REQUIRED ACTION -
If a line in the listing below holds the word "group", it counts toward the total; report that total alone.

################

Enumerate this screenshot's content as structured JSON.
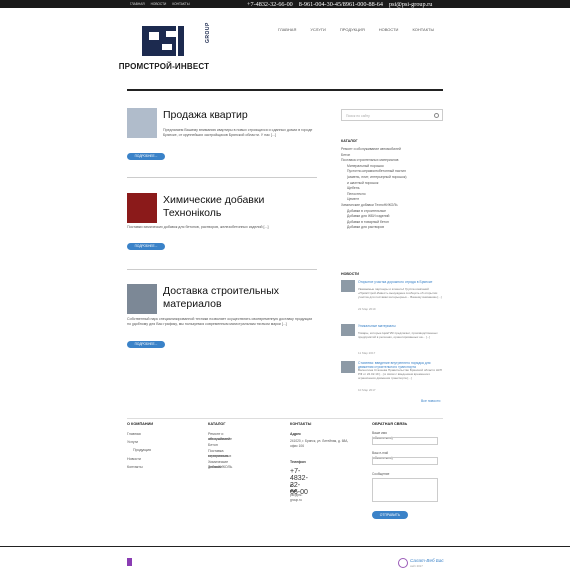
{
  "topbar": {
    "nav": [
      "ГЛАВНАЯ",
      "НОВОСТИ",
      "КОНТАКТЫ"
    ],
    "phones": [
      "+7-4832-32-66-00",
      "8-961-004-30-45/8961-000-88-64",
      "psi@psi-group.ru"
    ]
  },
  "logo": {
    "group": "GROUP",
    "brand": "ПРОМСТРОЙ-ИНВЕСТ"
  },
  "mainnav": [
    "ГЛАВНАЯ",
    "УСЛУГИ",
    "ПРОДУКЦИЯ",
    "НОВОСТИ",
    "КОНТАКТЫ"
  ],
  "posts": [
    {
      "title": "Продажа квартир",
      "desc": "Предлагаем Вашему вниманию квартиры в новых строящихся и сданных домах в городе Брянске, от крупнейших застройщиков Брянской области. У нас [...]",
      "button": "ПОДРОБНЕЕ..."
    },
    {
      "title": "Химические добавки Техноніколь",
      "desc": "Поставки химических добавок для бетонов, растворов, железобетонных изделий [...]",
      "button": "ПОДРОБНЕЕ..."
    },
    {
      "title": "Доставка строительных материалов",
      "desc": "Собственный парк специализированной техники позволяет осуществлять своевременную доставку продукции по удобному для Вас графику, мы пользуемся современным магистральным тягачом марки [...]",
      "button": "ПОДРОБНЕЕ..."
    }
  ],
  "sidebar": {
    "search_placeholder": "Поиск по сайту",
    "catalog_title": "КАТАЛОГ",
    "catalog": [
      {
        "label": "Ремонт и обслуживание автомобилей",
        "sub": false
      },
      {
        "label": "Бетон",
        "sub": false
      },
      {
        "label": "Поставка строительных материалов",
        "sub": false
      },
      {
        "label": "Минеральный порошок",
        "sub": true
      },
      {
        "label": "Пустотно-керамзитобетонный настил",
        "sub": true
      },
      {
        "label": "(камень, плит, интерьерный порошок)",
        "sub": true
      },
      {
        "label": "и шахтный порошок",
        "sub": true
      },
      {
        "label": "Щебень",
        "sub": true
      },
      {
        "label": "Пеностекло",
        "sub": true
      },
      {
        "label": "Цемент",
        "sub": true
      },
      {
        "label": "Химические добавки ТехноНИКОЛЬ",
        "sub": false
      },
      {
        "label": "Добавки в строительные",
        "sub": true
      },
      {
        "label": "Добавки для ЖБИ изделий",
        "sub": true
      },
      {
        "label": "Добавки в товарный бетон",
        "sub": true
      },
      {
        "label": "Добавки для растворов",
        "sub": true
      }
    ],
    "news_title": "НОВОСТИ",
    "news": [
      {
        "title": "Открытие участка дорожного отряда в Брянске",
        "desc": "Уважаемые партнеры и клиенты! Группа компаний «ПромСтрой-Инвест» вынуждена сообщить об открытии участка для поставки интерьерных... Вашему вниманию [...]",
        "date": "22 Мар 2019"
      },
      {
        "title": "Уникальные материалы",
        "desc": "Товары, которые ЦемГИК предлагает, производственных предприятий в регионах, ориентированных на... [...]",
        "date": "11 Мар 2017"
      },
      {
        "title": "Стахеева: введение внутреннего порядка для движения строительного транспорта",
        "desc": "Валентина Стахеева Правительство Брянской области НКП РФ от 22.02.19 [...] в связи с введением временного ограничения движения транспорта [...]",
        "date": "10 Мар 2017"
      }
    ],
    "all_news": "Все новости"
  },
  "footer": {
    "col1": {
      "title": "О КОМПАНИИ",
      "links": [
        "Главная",
        "Услуги",
        "Продукция",
        "Новости",
        "Контакты"
      ]
    },
    "col2": {
      "title": "КАТАЛОГ",
      "links": [
        "Ремонт и обслуживание",
        "автомобилей",
        "Бетон",
        "Поставка строительных",
        "материалов",
        "Химические добавки",
        "ТехноНИКОЛЬ"
      ]
    },
    "col3": {
      "title": "КОНТАКТЫ",
      "address_label": "Адрес",
      "address": "241020, г. Брянск, ул. Литейная, д. 68А, офис 106",
      "phone_label": "Телефон",
      "phone": "+7-4832-32-66-00",
      "email_label": "E-mail",
      "email": "psi@psi-group.ru"
    },
    "col4": {
      "title": "ОБРАТНАЯ СВЯЗЬ",
      "name_label": "Ваше имя (обязательно)",
      "email_label": "Ваш e-mail (обязательно)",
      "message_label": "Сообщение",
      "button": "ОТПРАВИТЬ"
    }
  },
  "dev": {
    "name": "Салат-Веб Бас",
    "sub": "сайт 2017"
  }
}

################

SOLVED EXERCISE -
3